Give the records again word for word. Leave every picture out.

============

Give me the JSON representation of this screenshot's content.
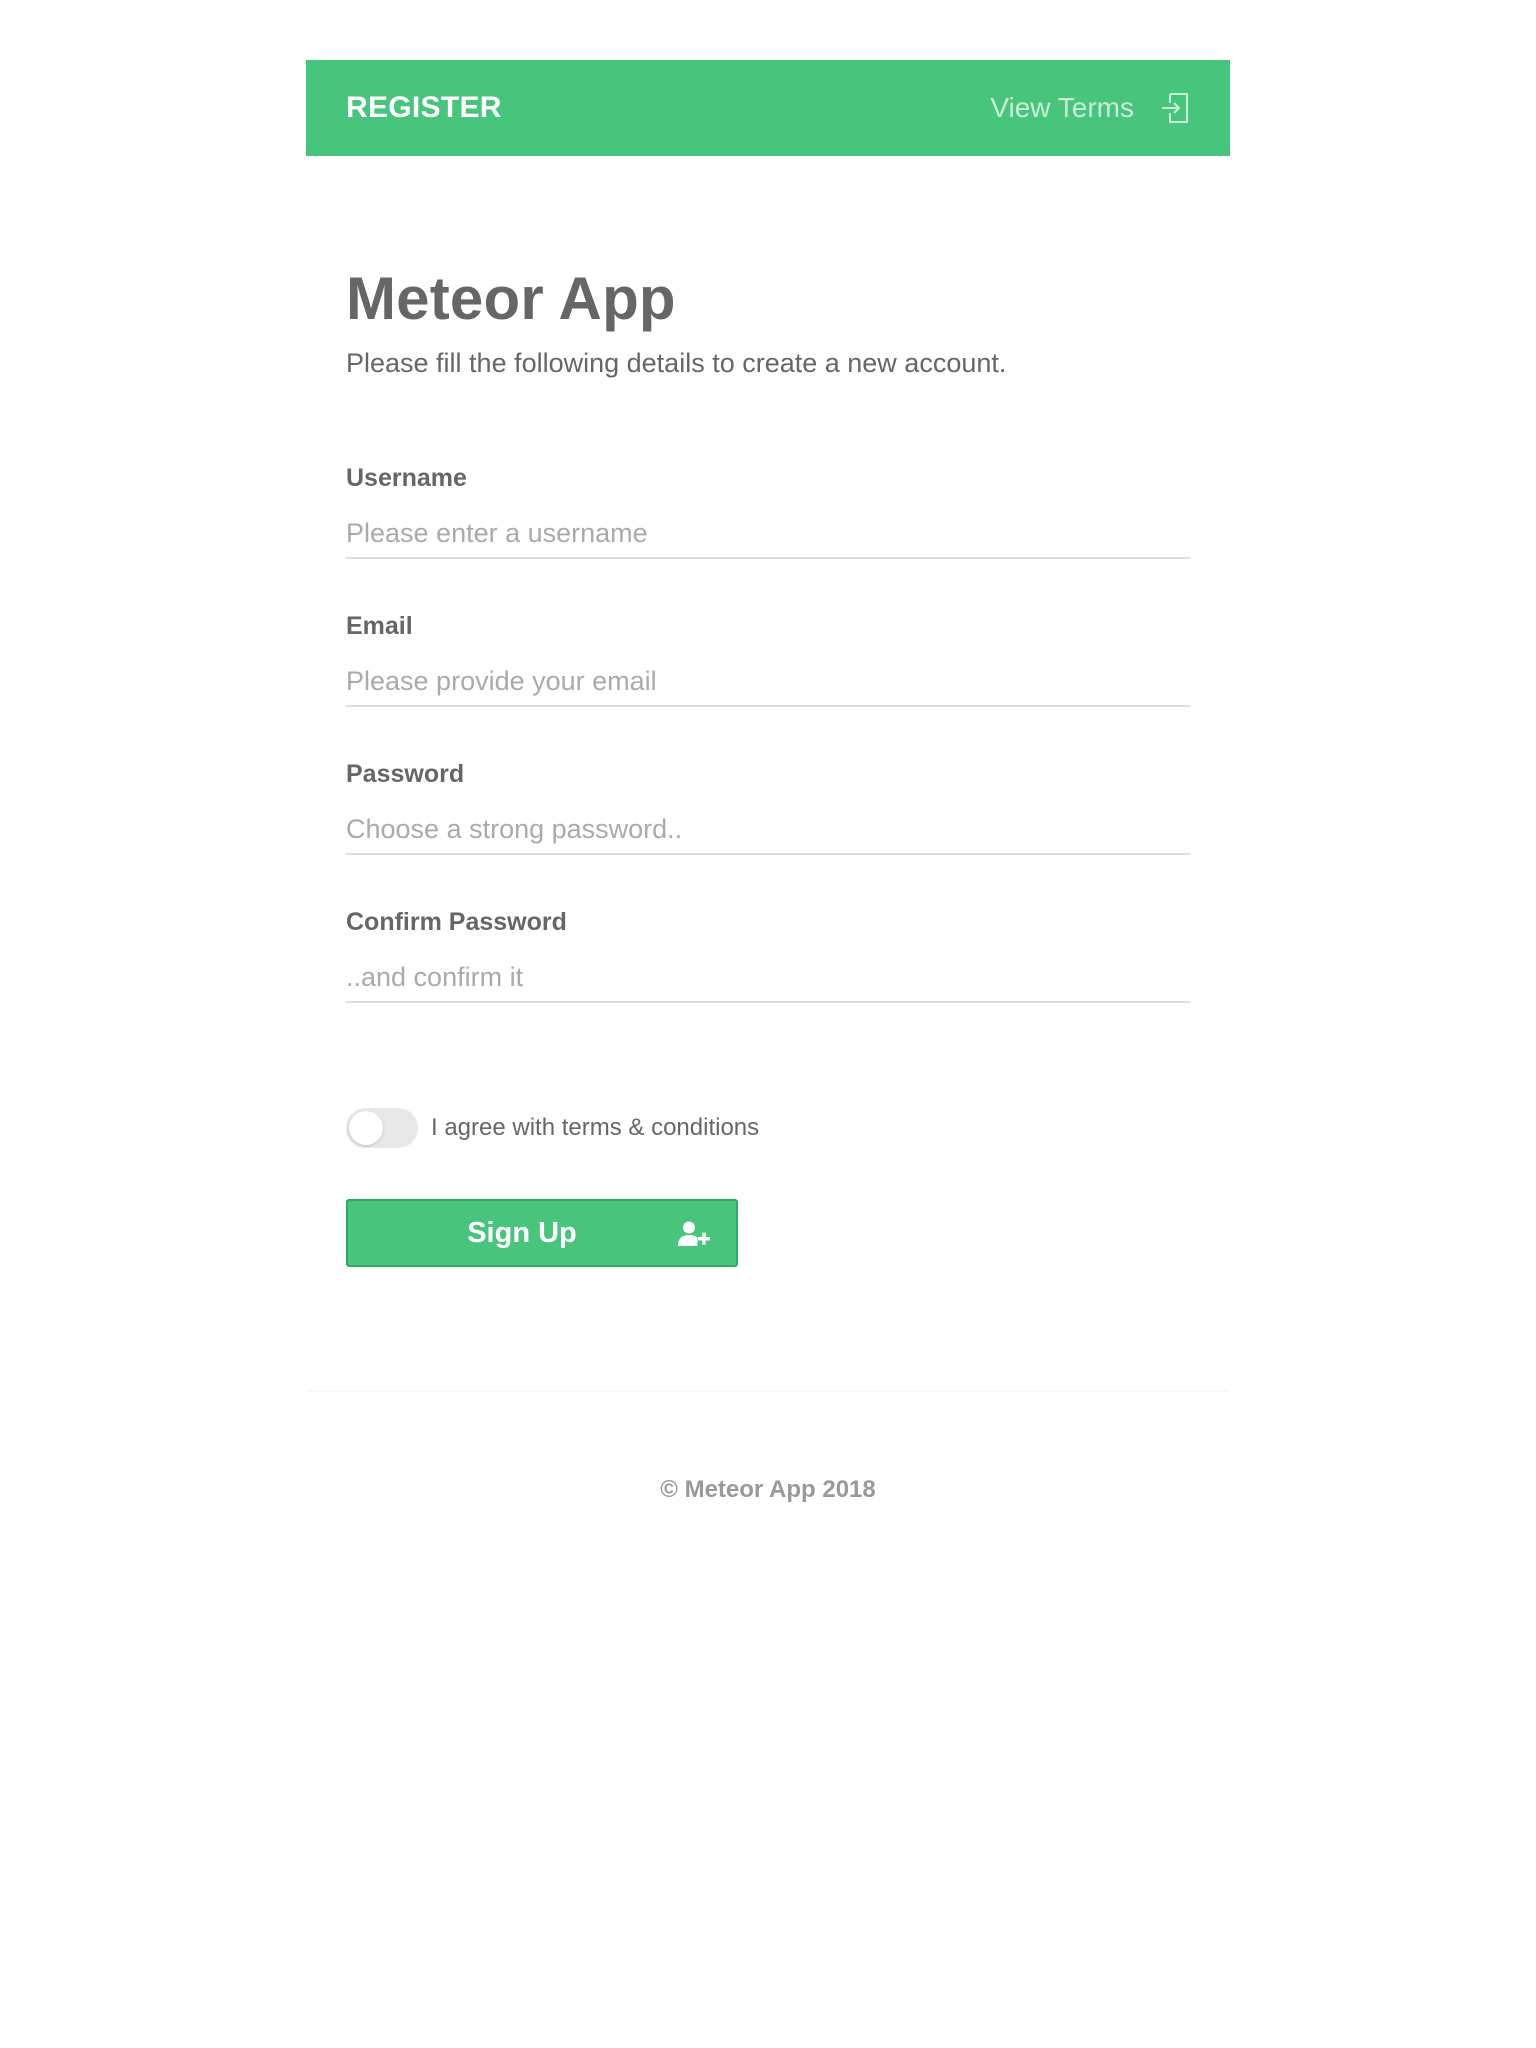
{
  "header": {
    "title": "REGISTER",
    "link_label": "View Terms",
    "link_icon": "sign-in-icon",
    "background": "#48c57c"
  },
  "main": {
    "title": "Meteor App",
    "subtitle": "Please fill the following details to create a new account."
  },
  "form": {
    "fields": [
      {
        "label": "Username",
        "placeholder": "Please enter a username",
        "value": ""
      },
      {
        "label": "Email",
        "placeholder": "Please provide your email",
        "value": ""
      },
      {
        "label": "Password",
        "placeholder": "Choose a strong password..",
        "value": ""
      },
      {
        "label": "Confirm Password",
        "placeholder": "..and confirm it",
        "value": ""
      }
    ],
    "terms_toggle": {
      "label": "I agree with terms & conditions",
      "checked": false
    },
    "submit": {
      "label": "Sign Up",
      "icon": "add-user-icon"
    }
  },
  "footer": {
    "text": "© Meteor App 2018"
  },
  "colors": {
    "accent": "#48c57c",
    "text": "#666666",
    "placeholder": "#aaaaaa"
  }
}
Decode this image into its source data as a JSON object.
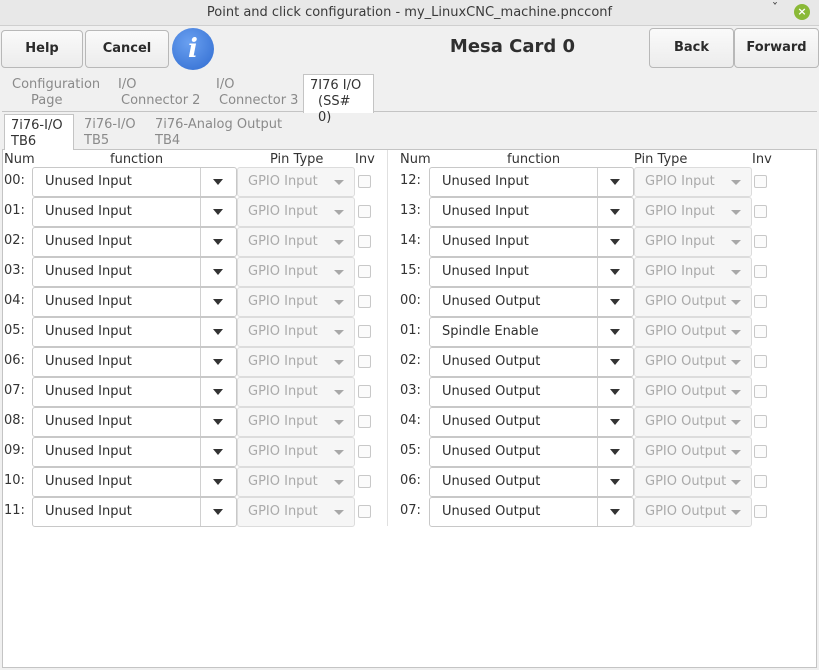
{
  "window": {
    "title": "Point and click configuration - my_LinuxCNC_machine.pncconf",
    "minimize_glyph": "ˇ",
    "close_glyph": "×"
  },
  "toolbar": {
    "help_label": "Help",
    "cancel_label": "Cancel",
    "info_glyph": "i",
    "title": "Mesa Card 0",
    "back_label": "Back",
    "forward_label": "Forward"
  },
  "tabs": [
    {
      "line1": "Configuration",
      "line2": "Page"
    },
    {
      "line1": "I/O",
      "line2": "Connector 2"
    },
    {
      "line1": "I/O",
      "line2": "Connector 3"
    },
    {
      "line1": "7I76 I/O",
      "line2": "(SS# 0)"
    }
  ],
  "subtabs": [
    {
      "line1": "7i76-I/O",
      "line2": "TB6"
    },
    {
      "line1": "7i76-I/O",
      "line2": "TB5"
    },
    {
      "line1": "7i76-Analog Output",
      "line2": "TB4"
    }
  ],
  "headers": {
    "num": "Num",
    "function": "function",
    "pin_type": "Pin Type",
    "inv": "Inv"
  },
  "left_rows": [
    {
      "num": "00:",
      "function": "Unused Input",
      "pin_type": "GPIO Input"
    },
    {
      "num": "01:",
      "function": "Unused Input",
      "pin_type": "GPIO Input"
    },
    {
      "num": "02:",
      "function": "Unused Input",
      "pin_type": "GPIO Input"
    },
    {
      "num": "03:",
      "function": "Unused Input",
      "pin_type": "GPIO Input"
    },
    {
      "num": "04:",
      "function": "Unused Input",
      "pin_type": "GPIO Input"
    },
    {
      "num": "05:",
      "function": "Unused Input",
      "pin_type": "GPIO Input"
    },
    {
      "num": "06:",
      "function": "Unused Input",
      "pin_type": "GPIO Input"
    },
    {
      "num": "07:",
      "function": "Unused Input",
      "pin_type": "GPIO Input"
    },
    {
      "num": "08:",
      "function": "Unused Input",
      "pin_type": "GPIO Input"
    },
    {
      "num": "09:",
      "function": "Unused Input",
      "pin_type": "GPIO Input"
    },
    {
      "num": "10:",
      "function": "Unused Input",
      "pin_type": "GPIO Input"
    },
    {
      "num": "11:",
      "function": "Unused Input",
      "pin_type": "GPIO Input"
    }
  ],
  "right_rows": [
    {
      "num": "12:",
      "function": "Unused Input",
      "pin_type": "GPIO Input"
    },
    {
      "num": "13:",
      "function": "Unused Input",
      "pin_type": "GPIO Input"
    },
    {
      "num": "14:",
      "function": "Unused Input",
      "pin_type": "GPIO Input"
    },
    {
      "num": "15:",
      "function": "Unused Input",
      "pin_type": "GPIO Input"
    },
    {
      "num": "00:",
      "function": "Unused Output",
      "pin_type": "GPIO Output"
    },
    {
      "num": "01:",
      "function": "Spindle Enable",
      "pin_type": "GPIO Output"
    },
    {
      "num": "02:",
      "function": "Unused Output",
      "pin_type": "GPIO Output"
    },
    {
      "num": "03:",
      "function": "Unused Output",
      "pin_type": "GPIO Output"
    },
    {
      "num": "04:",
      "function": "Unused Output",
      "pin_type": "GPIO Output"
    },
    {
      "num": "05:",
      "function": "Unused Output",
      "pin_type": "GPIO Output"
    },
    {
      "num": "06:",
      "function": "Unused Output",
      "pin_type": "GPIO Output"
    },
    {
      "num": "07:",
      "function": "Unused Output",
      "pin_type": "GPIO Output"
    }
  ]
}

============

Solution to this task:
Give me the JSON representation of this screenshot's content.
{
  "header": {
    "title": "REGISTER",
    "link_label": "View Terms",
    "link_icon": "sign-in-icon",
    "background": "#48c57c"
  },
  "main": {
    "title": "Meteor App",
    "subtitle": "Please fill the following details to create a new account."
  },
  "form": {
    "fields": [
      {
        "label": "Username",
        "placeholder": "Please enter a username",
        "value": ""
      },
      {
        "label": "Email",
        "placeholder": "Please provide your email",
        "value": ""
      },
      {
        "label": "Password",
        "placeholder": "Choose a strong password..",
        "value": ""
      },
      {
        "label": "Confirm Password",
        "placeholder": "..and confirm it",
        "value": ""
      }
    ],
    "terms_toggle": {
      "label": "I agree with terms & conditions",
      "checked": false
    },
    "submit": {
      "label": "Sign Up",
      "icon": "add-user-icon"
    }
  },
  "footer": {
    "text": "© Meteor App 2018"
  },
  "colors": {
    "accent": "#48c57c",
    "text": "#666666",
    "placeholder": "#aaaaaa"
  }
}
Decode this image into its source data as a JSON object.
{
  "window": {
    "title": "Point and click configuration - my_LinuxCNC_machine.pncconf",
    "minimize_glyph": "ˇ",
    "close_glyph": "×"
  },
  "toolbar": {
    "help_label": "Help",
    "cancel_label": "Cancel",
    "info_glyph": "i",
    "title": "Mesa Card 0",
    "back_label": "Back",
    "forward_label": "Forward"
  },
  "tabs": [
    {
      "line1": "Configuration",
      "line2": "Page"
    },
    {
      "line1": "I/O",
      "line2": "Connector 2"
    },
    {
      "line1": "I/O",
      "line2": "Connector 3"
    },
    {
      "line1": "7I76 I/O",
      "line2": "(SS# 0)"
    }
  ],
  "subtabs": [
    {
      "line1": "7i76-I/O",
      "line2": "TB6"
    },
    {
      "line1": "7i76-I/O",
      "line2": "TB5"
    },
    {
      "line1": "7i76-Analog Output",
      "line2": "TB4"
    }
  ],
  "headers": {
    "num": "Num",
    "function": "function",
    "pin_type": "Pin Type",
    "inv": "Inv"
  },
  "left_rows": [
    {
      "num": "00:",
      "function": "Unused Input",
      "pin_type": "GPIO Input"
    },
    {
      "num": "01:",
      "function": "Unused Input",
      "pin_type": "GPIO Input"
    },
    {
      "num": "02:",
      "function": "Unused Input",
      "pin_type": "GPIO Input"
    },
    {
      "num": "03:",
      "function": "Unused Input",
      "pin_type": "GPIO Input"
    },
    {
      "num": "04:",
      "function": "Unused Input",
      "pin_type": "GPIO Input"
    },
    {
      "num": "05:",
      "function": "Unused Input",
      "pin_type": "GPIO Input"
    },
    {
      "num": "06:",
      "function": "Unused Input",
      "pin_type": "GPIO Input"
    },
    {
      "num": "07:",
      "function": "Unused Input",
      "pin_type": "GPIO Input"
    },
    {
      "num": "08:",
      "function": "Unused Input",
      "pin_type": "GPIO Input"
    },
    {
      "num": "09:",
      "function": "Unused Input",
      "pin_type": "GPIO Input"
    },
    {
      "num": "10:",
      "function": "Unused Input",
      "pin_type": "GPIO Input"
    },
    {
      "num": "11:",
      "function": "Unused Input",
      "pin_type": "GPIO Input"
    }
  ],
  "right_rows": [
    {
      "num": "12:",
      "function": "Unused Input",
      "pin_type": "GPIO Input"
    },
    {
      "num": "13:",
      "function": "Unused Input",
      "pin_type": "GPIO Input"
    },
    {
      "num": "14:",
      "function": "Unused Input",
      "pin_type": "GPIO Input"
    },
    {
      "num": "15:",
      "function": "Unused Input",
      "pin_type": "GPIO Input"
    },
    {
      "num": "00:",
      "function": "Unused Output",
      "pin_type": "GPIO Output"
    },
    {
      "num": "01:",
      "function": "Spindle Enable",
      "pin_type": "GPIO Output"
    },
    {
      "num": "02:",
      "function": "Unused Output",
      "pin_type": "GPIO Output"
    },
    {
      "num": "03:",
      "function": "Unused Output",
      "pin_type": "GPIO Output"
    },
    {
      "num": "04:",
      "function": "Unused Output",
      "pin_type": "GPIO Output"
    },
    {
      "num": "05:",
      "function": "Unused Output",
      "pin_type": "GPIO Output"
    },
    {
      "num": "06:",
      "function": "Unused Output",
      "pin_type": "GPIO Output"
    },
    {
      "num": "07:",
      "function": "Unused Output",
      "pin_type": "GPIO Output"
    }
  ]
}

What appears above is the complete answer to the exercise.